    Shout! Factory offers up Kentucky Fried Movie in AVC encoded 1080p high definition framed in its proper 1.85.1 widescreen aspect ratio. You can’t really evaluate the video quality of this movie the way you might a more traditional feature as parts of it are meant to replicate seventies era television and therefore don’t look so great – the opening news cast and news casts that occur throughout the movie, for example (these were actually shot on video and it shows – take a look at the first screen cap). When the movie switches to film sourced material though, things look pretty good, though they do vary from one segment to the next. Generally, the SOV bits notwithstanding, detail is pretty good and definitely above what DVD was ever able to offer. There are no issues with compression artifacts or edge enhancement nor is there any noise reduction, so those who like a healthy dose of film grain with their seventies cult films ought to be happy. You really can’t expect a screwy low budget picture like this to shine, but the new HD transfer is a nice upgrade from what we’ve seen before.

    The English language DTS-HD 2.0 Mono track on the disc is also fine for what it is. Sometimes things sound a little flat but the movie has always had that quality to it. As far as the mix itself goes, levels are well balanced and there are no issues with hiss or distortion to note. Dialogue is perfectly discernible and the score sounds alright. This isn’t a fancy mix, but it gets the job done and it suits the movie fine. Optional English closed captioning is also provided.
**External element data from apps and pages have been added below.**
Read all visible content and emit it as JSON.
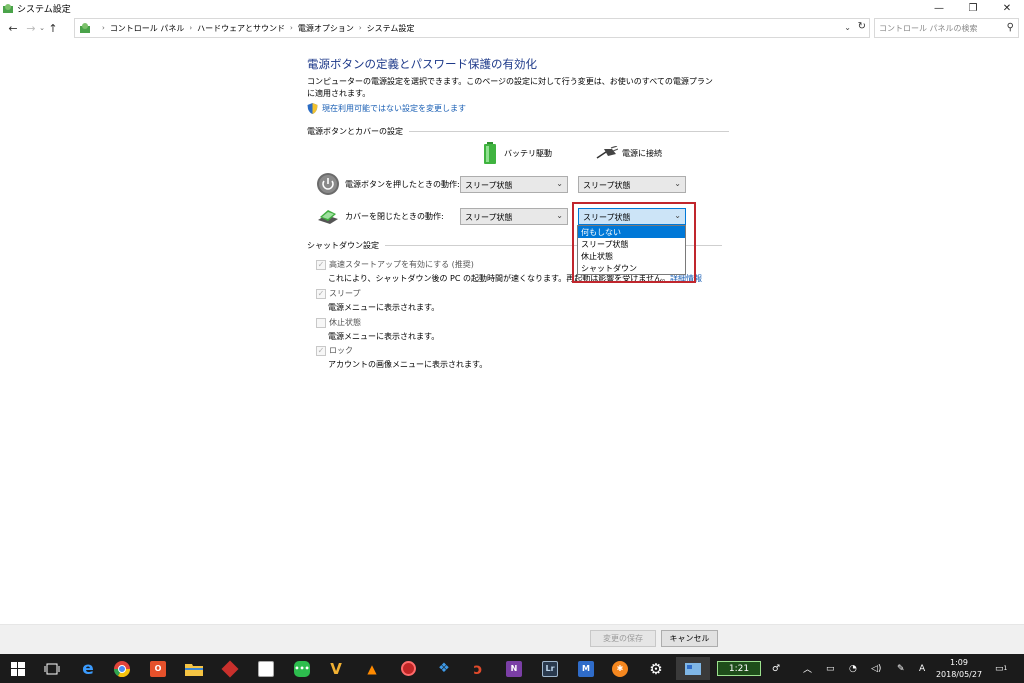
{
  "window": {
    "title": "システム設定",
    "controls": {
      "minimize": "—",
      "restore": "❐",
      "close": "✕"
    }
  },
  "address": {
    "crumbs": [
      "コントロール パネル",
      "ハードウェアとサウンド",
      "電源オプション",
      "システム設定"
    ],
    "search_placeholder": "コントロール パネルの検索"
  },
  "page": {
    "title": "電源ボタンの定義とパスワード保護の有効化",
    "description": "コンピューターの電源設定を選択できます。このページの設定に対して行う変更は、お使いのすべての電源プランに適用されます。",
    "change_link": "現在利用可能ではない設定を変更します"
  },
  "power_section": {
    "heading": "電源ボタンとカバーの設定",
    "columns": {
      "battery": "バッテリ駆動",
      "plugged": "電源に接続"
    },
    "rows": [
      {
        "label": "電源ボタンを押したときの動作:",
        "battery": "スリープ状態",
        "plugged": "スリープ状態"
      },
      {
        "label": "カバーを閉じたときの動作:",
        "battery": "スリープ状態",
        "plugged": "スリープ状態"
      }
    ],
    "dropdown_options": [
      "何もしない",
      "スリープ状態",
      "休止状態",
      "シャットダウン"
    ],
    "dropdown_highlighted": "何もしない"
  },
  "shutdown_section": {
    "heading": "シャットダウン設定",
    "options": [
      {
        "label": "高速スタートアップを有効にする (推奨)",
        "checked": true,
        "desc": "これにより、シャットダウン後の PC の起動時間が速くなります。再起動は影響を受けません。",
        "more": "詳細情報"
      },
      {
        "label": "スリープ",
        "checked": true,
        "desc": "電源メニューに表示されます。"
      },
      {
        "label": "休止状態",
        "checked": false,
        "desc": "電源メニューに表示されます。"
      },
      {
        "label": "ロック",
        "checked": true,
        "desc": "アカウントの画像メニューに表示されます。"
      }
    ]
  },
  "footer": {
    "save": "変更の保存",
    "cancel": "キャンセル"
  },
  "taskbar": {
    "battery": "1:21",
    "ime": "A",
    "time": "1:09",
    "date": "2018/05/27",
    "notifications": "1",
    "app_letters": {
      "office": "O",
      "onenote": "N",
      "lightroom": "Lr"
    }
  }
}
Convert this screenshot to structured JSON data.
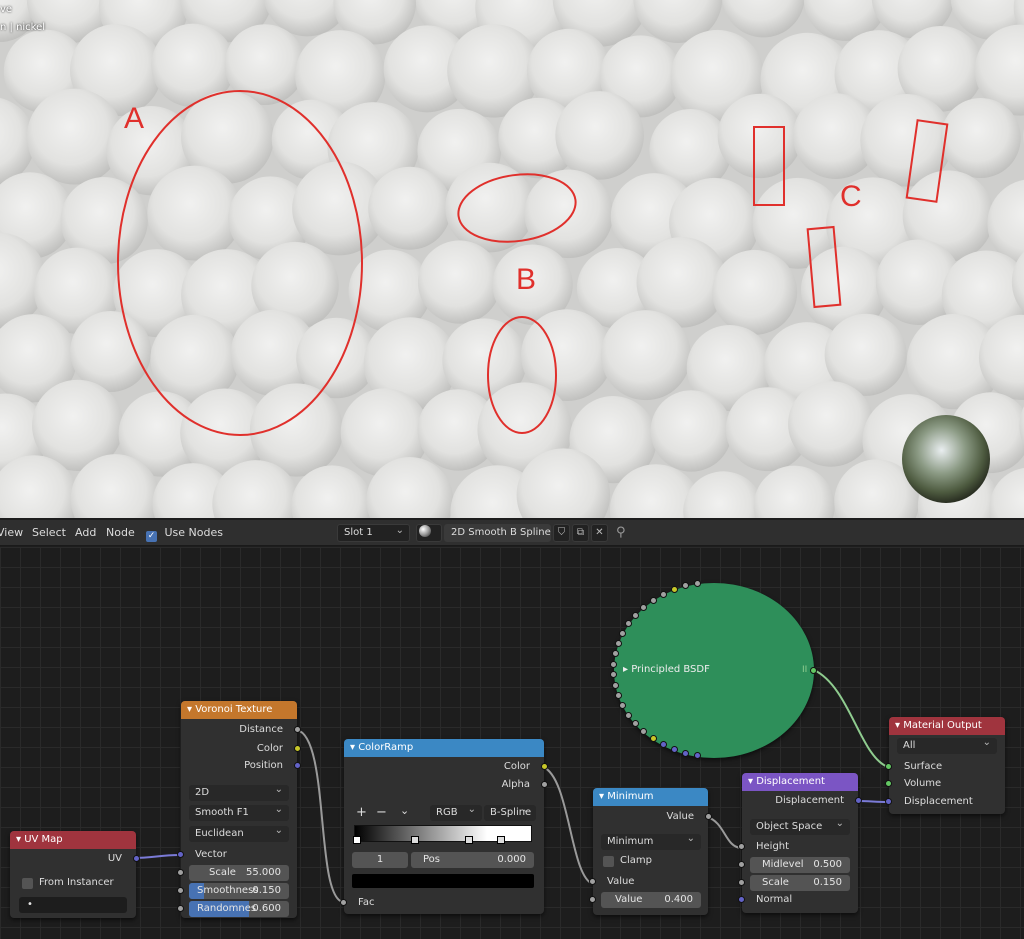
{
  "viewport": {
    "overlay_line1": "ve",
    "overlay_line2": "n | nickel",
    "annotations": {
      "a": "A",
      "b": "B",
      "c": "C"
    }
  },
  "header": {
    "menu": [
      "View",
      "Select",
      "Add",
      "Node"
    ],
    "use_nodes_label": "Use Nodes",
    "use_nodes_checked": true,
    "slot": "Slot 1",
    "material_name": "2D Smooth B Spline"
  },
  "nodes": {
    "uvmap": {
      "title": "UV Map",
      "out_uv": "UV",
      "from_instancer": "From Instancer",
      "field_value": "•"
    },
    "voronoi": {
      "title": "Voronoi Texture",
      "out_distance": "Distance",
      "out_color": "Color",
      "out_position": "Position",
      "dimensions": "2D",
      "feature": "Smooth F1",
      "metric": "Euclidean",
      "in_vector": "Vector",
      "scale_label": "Scale",
      "scale_value": "55.000",
      "smoothness_label": "Smoothness",
      "smoothness_value": "0.150",
      "smoothness_fraction": 0.15,
      "randomness_label": "Randomnes",
      "randomness_value": "0.600",
      "randomness_fraction": 0.6
    },
    "colorramp": {
      "title": "ColorRamp",
      "out_color": "Color",
      "out_alpha": "Alpha",
      "btn_add": "+",
      "btn_remove": "−",
      "btn_menu": "⌄",
      "color_mode": "RGB",
      "interpolation": "B-Spline",
      "stop_index": "1",
      "pos_label": "Pos",
      "pos_value": "0.000",
      "in_fac": "Fac"
    },
    "minimum": {
      "title": "Minimum",
      "out_value": "Value",
      "operation": "Minimum",
      "clamp_label": "Clamp",
      "in_value": "Value",
      "value_label": "Value",
      "value_value": "0.400"
    },
    "principled": {
      "title": "Principled BSDF",
      "collapsed_marker": "II"
    },
    "displacement": {
      "title": "Displacement",
      "out_displacement": "Displacement",
      "space": "Object Space",
      "in_height": "Height",
      "midlevel_label": "Midlevel",
      "midlevel_value": "0.500",
      "scale_label": "Scale",
      "scale_value": "0.150",
      "in_normal": "Normal"
    },
    "output": {
      "title": "Material Output",
      "target": "All",
      "in_surface": "Surface",
      "in_volume": "Volume",
      "in_displacement": "Displacement"
    }
  },
  "colors": {
    "accent": "#4772b3",
    "annotation": "#e0302c",
    "principled_green": "#2e8f5a",
    "header_input": "#a0343e",
    "header_texture": "#c4772c",
    "header_converter": "#3b88c4",
    "header_vector": "#7b55c4",
    "header_output": "#a0343e"
  }
}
    The extras on the disc kick off with a commentary track featuring director John Landis, writers Jerry and David Zucker and Jim Abrahams and producer Robert Weiss. This track is sometimes almost as funny as the movie itself as the participants seem to have a blast strolling down memory lane and sharing some funny stories about the making of the movie and where a lot of the goofy ideas and concepts came from in the first place. Landis is refreshingly unapologetic about the movie’s merits, the Zuckers a little less so, but all involved get their share in edge wise and the end result is a very listenable track that mixes up the flow of humor and information in the right way.

    David And Jerry Zucker also show up for a sixty-two minute featurette that’s basically an extended interview session. Here the brothers who wrote the movie discuss the early days of their career, how and why Kentucky Fried Movie was born, how Landis came on board and more. This isn’t just KFM specific but actually covers later aspects of their careers as well. Like the commentary it’s a good mix of appreciable humor and interesting insight and definitely worth sitting through if you’re a fan of their work.

    Outside of that we get the movie’s original theatrical trailer, animated menus and chapter selection. All of the extras on the disc are presented in high definition.

    The Final Word:
    Kentucky Fried Movie is tasteless, juvenile low brow humor, sometimes at its best. The movie is uneven in spots but the good definitely outweighs the bad here. Shout! Factory’s Blu-ray omits the home movies from the Anchor Bay DVD but offers up a nice upgrade in terms of audio and video quality and the movie itself is still a lot of good, raunchy fun.

    Click on the images below for full sized Blu-ray screen caps!





















    Comments 4 Comments
    1. John Lyons's Avatar
      John Lyons -
      Some of the highlights are blown out, unfortunately.
    1. Nolando's Avatar
      Nolando -
      For this preview you have our gratitude.
    1. VinceP's Avatar
      VinceP -
      I was hoping for a Tara Strohmeier nudie shot...
    1. Scyther's Avatar
      Scyther -
      Seconded for some Strohmeier love. Probably lost count the amount of times I watched that scene!